To hear frequent flyers wax poetic about Singapore's Changi Airport, you would think that the airport itself was the destination. It has a rooftop pool, an orchid garden, a butterfly garden, a sunflower and light garden, a koi pond, a FREE movie theater, gaming centers, sports zones, a lounge area for sleeping, and SO much more. It is, quite simply, magical. Though it is not exactly "new," having first opened in 1981, Changi has certainly kept up with the Kardashians in the way it has adapted to modern tech and travel demands. 

You'll never hear anyone talk about American airports in quite the same way. 

Most of our airports date back to the middle of the 20th century, if not all the way back to before the Great Depression. Even as old terminals have been demolished and replaced with new buildings, the basic planning bones of these airports are 50+ years old, designed during a time of much lighter air travel (and even when they tried to plan for the future, they WAY undershot it) and on parcels of land that would soon be swallowed up by the ever-expanding cities around them. And then there is some just plain weirdness, like in Denver. 

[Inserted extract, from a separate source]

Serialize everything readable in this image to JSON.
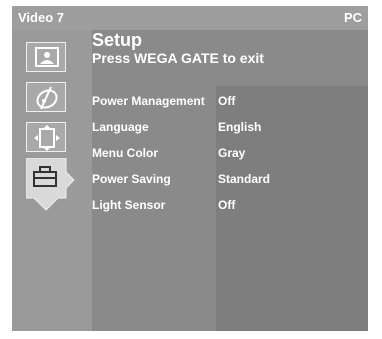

So, with help from travel experts — pilots, flight attendants, former baggage handlers, and frequent travelers — and our own experience flying through way too many of these hellholes, we ranked the absolute worst-designed airports in America.